- Mignon McLaughlin
Winter is not my favorite season, and while I've always tried to embrace it, it has consistently given me mixed feelings. When I was a little girl living in Connecticut, I would stay out for the good part of many days making snow angels, sledding, throwing snowballs, and ice skating. I had fun, but I always cursed the resulting iciness and numbness in my toes at the end of each day.
Then there was the time I crashed through some snow-covered ice and landed in a swamp. I was able to climb out, but my snow pants and coat were soaked with muddy water, which really weighed me down. Luckily I was close enough to safely drag myself home on that freezing day.
Sometimes walking through a snowy landscape inspires an appreciation for the silence and the stillness of winter, and sometimes it makes me worry that if I fell and injured myself, I would slowly freeze to death as no one would hear my cries for help.
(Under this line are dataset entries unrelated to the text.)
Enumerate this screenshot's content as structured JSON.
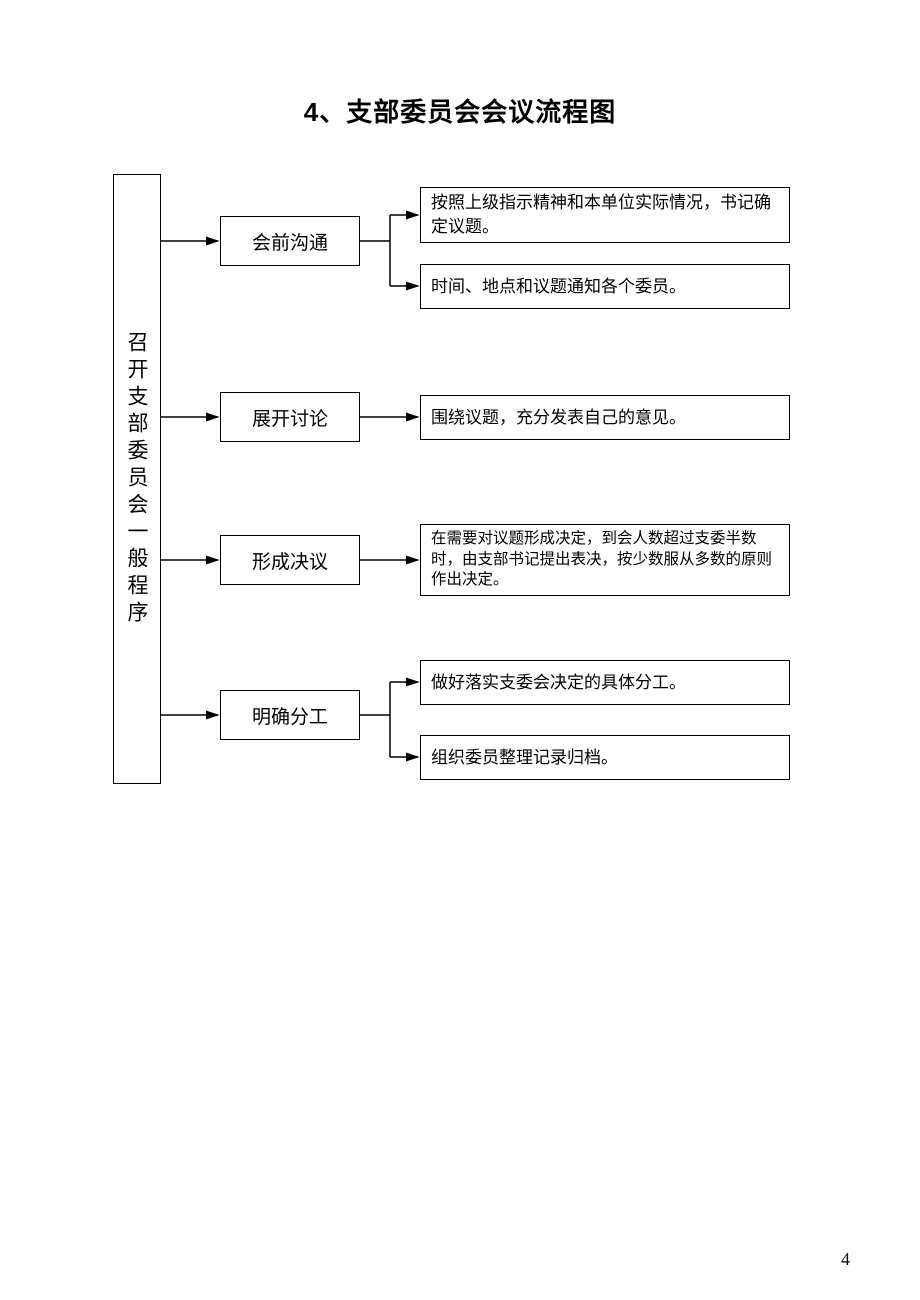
{
  "title": "4、支部委员会会议流程图",
  "page_number": "4",
  "root": "召开支部委员会一般程序",
  "steps": {
    "s1": {
      "label": "会前沟通",
      "details": {
        "d1": "按照上级指示精神和本单位实际情况，书记确定议题。",
        "d2": "时间、地点和议题通知各个委员。"
      }
    },
    "s2": {
      "label": "展开讨论",
      "details": {
        "d1": "围绕议题，充分发表自己的意见。"
      }
    },
    "s3": {
      "label": "形成决议",
      "details": {
        "d1": "在需要对议题形成决定，到会人数超过支委半数时，由支部书记提出表决，按少数服从多数的原则作出决定。"
      }
    },
    "s4": {
      "label": "明确分工",
      "details": {
        "d1": "做好落实支委会决定的具体分工。",
        "d2": "组织委员整理记录归档。"
      }
    }
  }
}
As a child, the beginning of the winter thaw would give me hope as I saw ice melting and water starting to run off the frozen school playground, but I knew I would have to be patient because the gradual warming to more hospitable temperatures would take at least a month, and probably longer, and I would still be stuck outside for every recess until that happened.
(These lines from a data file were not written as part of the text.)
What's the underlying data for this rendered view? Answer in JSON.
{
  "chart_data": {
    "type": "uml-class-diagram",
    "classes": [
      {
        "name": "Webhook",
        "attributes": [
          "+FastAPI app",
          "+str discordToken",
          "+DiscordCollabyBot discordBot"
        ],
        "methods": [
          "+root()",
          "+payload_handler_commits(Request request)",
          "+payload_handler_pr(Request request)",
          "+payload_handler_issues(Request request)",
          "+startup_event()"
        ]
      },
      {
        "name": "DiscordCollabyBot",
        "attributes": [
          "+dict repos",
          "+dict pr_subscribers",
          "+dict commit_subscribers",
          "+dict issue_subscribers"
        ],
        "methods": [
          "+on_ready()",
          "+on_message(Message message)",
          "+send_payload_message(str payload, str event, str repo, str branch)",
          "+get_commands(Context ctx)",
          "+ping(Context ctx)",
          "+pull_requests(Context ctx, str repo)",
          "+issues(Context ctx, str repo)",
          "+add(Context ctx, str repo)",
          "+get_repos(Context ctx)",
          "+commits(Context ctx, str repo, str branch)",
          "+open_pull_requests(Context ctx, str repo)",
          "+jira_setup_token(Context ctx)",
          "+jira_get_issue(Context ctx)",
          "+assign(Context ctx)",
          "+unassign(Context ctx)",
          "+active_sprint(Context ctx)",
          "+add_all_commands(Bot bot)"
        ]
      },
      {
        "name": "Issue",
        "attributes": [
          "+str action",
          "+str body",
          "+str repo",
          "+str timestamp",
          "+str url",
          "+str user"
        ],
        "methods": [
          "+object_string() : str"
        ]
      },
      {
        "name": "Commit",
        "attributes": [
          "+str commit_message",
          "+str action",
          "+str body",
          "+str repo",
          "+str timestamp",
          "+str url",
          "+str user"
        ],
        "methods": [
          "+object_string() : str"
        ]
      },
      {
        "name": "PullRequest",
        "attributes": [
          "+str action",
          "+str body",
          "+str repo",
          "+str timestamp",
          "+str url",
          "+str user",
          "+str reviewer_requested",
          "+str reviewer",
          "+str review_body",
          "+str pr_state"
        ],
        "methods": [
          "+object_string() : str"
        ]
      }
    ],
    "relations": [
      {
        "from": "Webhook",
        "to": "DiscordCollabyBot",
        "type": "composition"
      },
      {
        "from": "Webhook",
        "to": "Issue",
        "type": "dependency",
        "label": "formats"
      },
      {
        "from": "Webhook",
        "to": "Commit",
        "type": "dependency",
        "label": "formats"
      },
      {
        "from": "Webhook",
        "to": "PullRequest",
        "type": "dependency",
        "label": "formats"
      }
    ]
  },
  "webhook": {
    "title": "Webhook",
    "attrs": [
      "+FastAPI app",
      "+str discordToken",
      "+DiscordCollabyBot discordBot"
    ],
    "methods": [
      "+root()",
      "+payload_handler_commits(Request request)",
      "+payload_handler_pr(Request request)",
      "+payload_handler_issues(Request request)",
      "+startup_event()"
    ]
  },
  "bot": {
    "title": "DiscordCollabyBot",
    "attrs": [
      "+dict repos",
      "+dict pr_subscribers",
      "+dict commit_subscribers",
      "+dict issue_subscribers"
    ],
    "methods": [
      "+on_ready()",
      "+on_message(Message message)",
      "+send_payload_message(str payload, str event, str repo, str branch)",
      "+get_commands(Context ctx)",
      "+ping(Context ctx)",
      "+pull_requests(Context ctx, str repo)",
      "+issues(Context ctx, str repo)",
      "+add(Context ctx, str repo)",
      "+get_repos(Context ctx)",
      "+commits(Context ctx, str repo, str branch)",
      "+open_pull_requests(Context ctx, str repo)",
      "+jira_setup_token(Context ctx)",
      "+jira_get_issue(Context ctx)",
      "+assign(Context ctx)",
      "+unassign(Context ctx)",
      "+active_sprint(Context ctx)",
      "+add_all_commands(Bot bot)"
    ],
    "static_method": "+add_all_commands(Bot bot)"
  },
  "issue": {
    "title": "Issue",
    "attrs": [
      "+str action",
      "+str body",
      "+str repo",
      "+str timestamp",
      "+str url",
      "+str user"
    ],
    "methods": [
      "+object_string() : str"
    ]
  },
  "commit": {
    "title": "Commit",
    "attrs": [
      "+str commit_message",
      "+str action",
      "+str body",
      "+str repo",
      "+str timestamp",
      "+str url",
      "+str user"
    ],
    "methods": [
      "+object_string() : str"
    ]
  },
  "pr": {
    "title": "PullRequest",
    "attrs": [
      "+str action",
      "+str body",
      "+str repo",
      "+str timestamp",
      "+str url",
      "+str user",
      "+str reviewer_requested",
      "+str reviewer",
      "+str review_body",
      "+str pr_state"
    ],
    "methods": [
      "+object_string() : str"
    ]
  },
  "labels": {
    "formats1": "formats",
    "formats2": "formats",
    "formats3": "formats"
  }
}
Most of my serious depressions have occurred during the fall and winter. This year I seem to be fending off that unpleasant, and often debilitating, condition. I've been keeping up with all of my routines and moving forward, but I still have some of that strange quietness and stillness inside that winter always brings me. Some people love it, but it just makes me feel off balance. I've been reading more, trying to enjoy spending more time indoors, and appreciating the relative warmth of some days, but I really can't wait to jump into a pool on a hot July day.